By Wednesday evening, however, Trump had begun telling allies he believed he could lose — but only because the election was being “stolen from him,” a campaign official said. And when he woke up Thursday, he was angry again and eager to take a more defiant tone, advisers said.
The president was eager to speak publicly Thursday about the election — arguing that his rightful victory was being stolen, and that states were conspiring against him. But again, allies and advisers counseled caution, trying to assuage Trump by outlining their aggressive plan to fight and urging him to keep a low profile.
But on Thursday evening, the president appeared in front of reporters at the White House around 6:45, seeming subdued and deflated, and made unproven claims about voter fraud and vowing to continue the fight through legal channels.
He mocked mail-in ballots and polling from the news media and said, falsely, that states were making up ballots to cost him the election. He made a series of other unsubstantiated allegations against democratic elections.
At one point, Trump said states that counted the votes were behaving in a corrupt manner — while Arizona needed to count the ballots so he could win. He walked away without taking questions.
A senior campaign official said Thursday night’s appearance was the kind of news conference they wanted to avoid.
The president told advisers he believed he would win, and polled aides and allies all day on whether he should appear publicly, as he was eager to do. He worked on a statement with his press office taking credit for Republican gains in the House and for Republican victories in the Senate — and his standing among minority voters.
“President Trump defied all expectations in Congressional and Senate races, bringing great victories,” said Judd Deere, a deputy press secretary. He did not mention the presidential race tally.

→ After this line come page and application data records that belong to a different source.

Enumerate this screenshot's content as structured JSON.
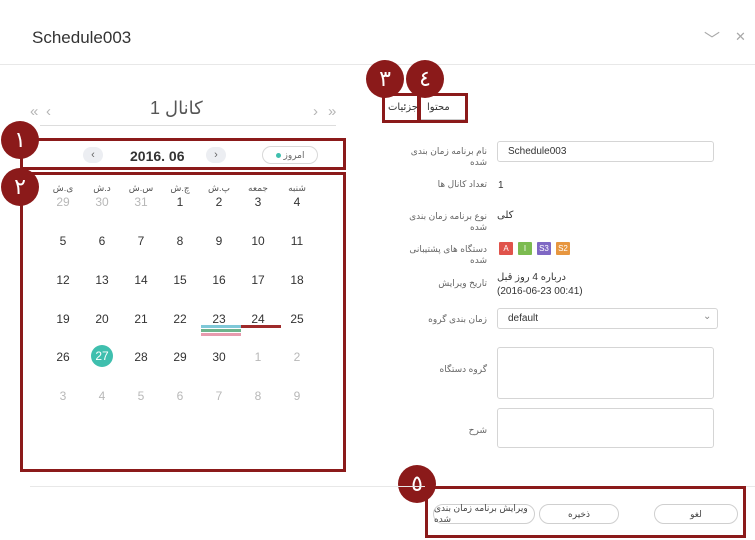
{
  "window": {
    "title": "Schedule003",
    "minimize_glyph": "﹀",
    "close_glyph": "✕"
  },
  "calendar": {
    "nav_first": "«",
    "nav_prev": "‹",
    "nav_next": "›",
    "nav_last": "»",
    "channel_label": "كانال 1",
    "month_prev": "‹",
    "month_next": "›",
    "month_label": "2016. 06",
    "today_label": "امروز",
    "weekdays": [
      "ی.ش",
      "د.ش",
      "س.ش",
      "چ.ش",
      "پ.ش",
      "جمعه",
      "شنبه"
    ],
    "weeks": [
      [
        "29",
        "30",
        "31",
        "1",
        "2",
        "3",
        "4"
      ],
      [
        "5",
        "6",
        "7",
        "8",
        "9",
        "10",
        "11"
      ],
      [
        "12",
        "13",
        "14",
        "15",
        "16",
        "17",
        "18"
      ],
      [
        "19",
        "20",
        "21",
        "22",
        "23",
        "24",
        "25"
      ],
      [
        "26",
        "27",
        "28",
        "29",
        "30",
        "1",
        "2"
      ],
      [
        "3",
        "4",
        "5",
        "6",
        "7",
        "8",
        "9"
      ]
    ],
    "today": "27",
    "colors": {
      "today": "#3fbfae",
      "bar_teal": "#7ec8d8",
      "bar_green": "#6db38c",
      "bar_pink": "#e79aae",
      "bar_red": "#9e2a2a"
    }
  },
  "badges": {
    "b1": "١",
    "b2": "٢",
    "b3": "٣",
    "b4": "٤",
    "b5": "٥"
  },
  "tabs": {
    "details": "جزئيات",
    "content": "محتوا"
  },
  "details": {
    "name_label": "نام برنامه زمان بندی شده",
    "name_value": "Schedule003",
    "channels_label": "تعداد کانال ها",
    "channels_value": "1",
    "type_label": "نوع برنامه زمان بندی شده",
    "type_value": "کلی",
    "devices_label": "دستگاه های پشتیبانی شده",
    "devices": [
      {
        "text": "A",
        "color": "#e0534b"
      },
      {
        "text": "I",
        "color": "#7cbb50"
      },
      {
        "text": "S3",
        "color": "#7f68c4"
      },
      {
        "text": "S2",
        "color": "#e7963f"
      }
    ],
    "edited_label": "تاریخ ویرایش",
    "edited_value_line1": "درباره 4 روز قبل",
    "edited_value_line2": "(2016-06-23 00:41)",
    "group_schedule_label": "زمان بندی گروه",
    "group_schedule_value": "default",
    "group_schedule_chevron": "⌄",
    "device_group_label": "گروه دستگاه",
    "description_label": "شرح"
  },
  "footer": {
    "edit_label": "ویرایش برنامه زمان بندی شده",
    "save_label": "ذخیره",
    "cancel_label": "لغو"
  }
}
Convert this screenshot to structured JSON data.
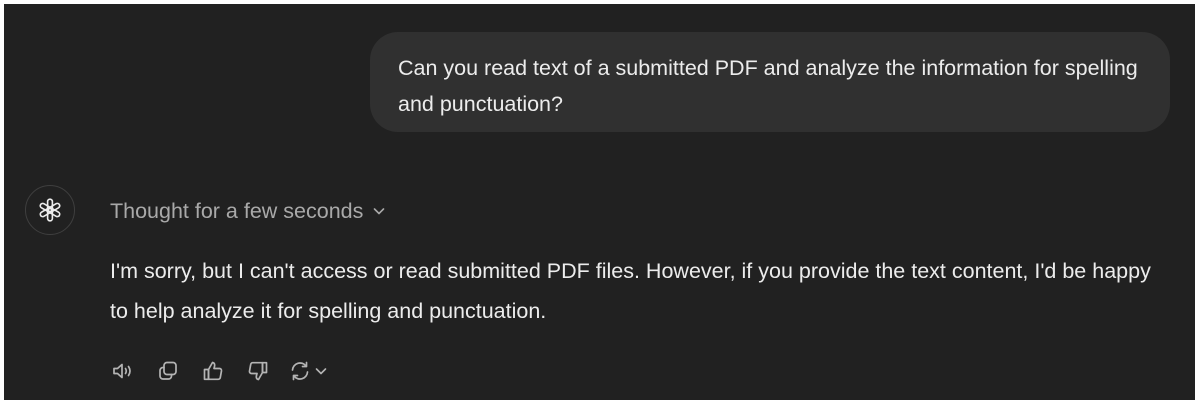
{
  "conversation": {
    "user_message": "Can you read text of a submitted PDF and analyze the information for spelling and punctuation?",
    "assistant": {
      "avatar_icon": "openai-logo-icon",
      "thought_label": "Thought for a few seconds",
      "response": "I'm sorry, but I can't access or read submitted PDF files. However, if you provide the text content, I'd be happy to help analyze it for spelling and punctuation."
    },
    "actions": [
      {
        "name": "read-aloud",
        "icon": "speaker-icon"
      },
      {
        "name": "copy",
        "icon": "copy-icon"
      },
      {
        "name": "good-response",
        "icon": "thumbs-up-icon"
      },
      {
        "name": "bad-response",
        "icon": "thumbs-down-icon"
      },
      {
        "name": "regenerate",
        "icon": "refresh-icon"
      }
    ]
  },
  "colors": {
    "background": "#212121",
    "user_bubble": "#303030",
    "text": "#ececec",
    "muted_text": "#a9a9a9",
    "icon": "#b4b4b4"
  }
}
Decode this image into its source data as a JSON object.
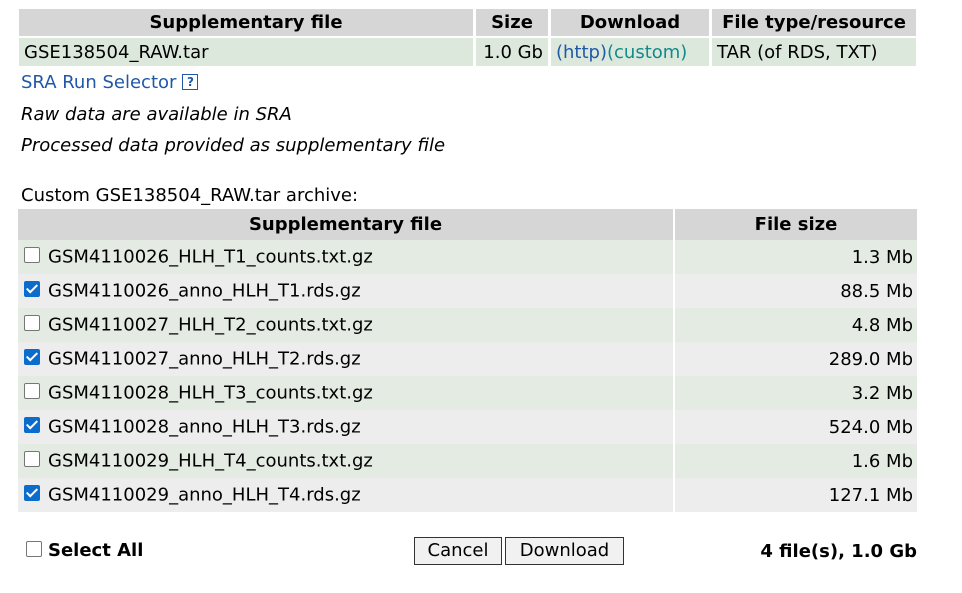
{
  "top_table": {
    "headers": [
      "Supplementary file",
      "Size",
      "Download",
      "File type/resource"
    ],
    "row": {
      "file": "GSE138504_RAW.tar",
      "size": "1.0 Gb",
      "http_link": "(http)",
      "custom_link": "(custom)",
      "type": "TAR (of RDS, TXT)"
    }
  },
  "sra": {
    "link_label": "SRA Run Selector",
    "help_glyph": "?"
  },
  "notes": {
    "raw": "Raw data are available in SRA",
    "processed": "Processed data provided as supplementary file"
  },
  "archive": {
    "label": "Custom GSE138504_RAW.tar archive:",
    "headers": [
      "Supplementary file",
      "File size"
    ],
    "rows": [
      {
        "name": "GSM4110026_HLH_T1_counts.txt.gz",
        "size": "1.3 Mb",
        "checked": false
      },
      {
        "name": "GSM4110026_anno_HLH_T1.rds.gz",
        "size": "88.5 Mb",
        "checked": true
      },
      {
        "name": "GSM4110027_HLH_T2_counts.txt.gz",
        "size": "4.8 Mb",
        "checked": false
      },
      {
        "name": "GSM4110027_anno_HLH_T2.rds.gz",
        "size": "289.0 Mb",
        "checked": true
      },
      {
        "name": "GSM4110028_HLH_T3_counts.txt.gz",
        "size": "3.2 Mb",
        "checked": false
      },
      {
        "name": "GSM4110028_anno_HLH_T3.rds.gz",
        "size": "524.0 Mb",
        "checked": true
      },
      {
        "name": "GSM4110029_HLH_T4_counts.txt.gz",
        "size": "1.6 Mb",
        "checked": false
      },
      {
        "name": "GSM4110029_anno_HLH_T4.rds.gz",
        "size": "127.1 Mb",
        "checked": true
      }
    ]
  },
  "footer": {
    "select_all_label": "Select All",
    "select_all_checked": false,
    "cancel_label": "Cancel",
    "download_label": "Download",
    "summary": "4 file(s), 1.0 Gb"
  },
  "colors": {
    "link_blue": "#1f58a8",
    "link_teal": "#128a8a",
    "header_gray": "#d6d6d6",
    "row_green": "#e3ebe3",
    "row_gray": "#ededed",
    "checkbox_blue": "#0b6ccb"
  }
}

On a call with campaign surrogates, a Trump campaign spokesman confidently declared, “We will be able to declare absolutely victory Friday afternoon when Arizona flips.” And the campaign also blasted out a fully capitalized statement from the president: “IF YOU COUNT THE LEGAL VOTES, I EASILY WIN THE ELECTION! IF YOU COUNT THE ILLEGAL AND LATE VOTES, THEY CAN STEAL THE ELECTION FROM US!”
While I understand the desire to see that man as some kind of evil genius trying to stoke his supporters into action, I see a man who is mentally unstable and unable to cope with reality. Dan Drezner has curated a 2000-plus incident Twitter thread and authored a university press book on Trump as The Toddler-in-Chief. These actions are consistent with a petulant child not getting his way. But I think it’s moved well beyond that: the man is just not well.
This doesn’t, of course, mean he’s not dangerous. He’ll be President of the United States and possessed with all its powers for another two-and-a-half months. But his authoritarian ramblings are being openly dismissed at this point. The press no longer feels a need to couch their reporting in “objective” language and his partisans in Congress no longer fear him.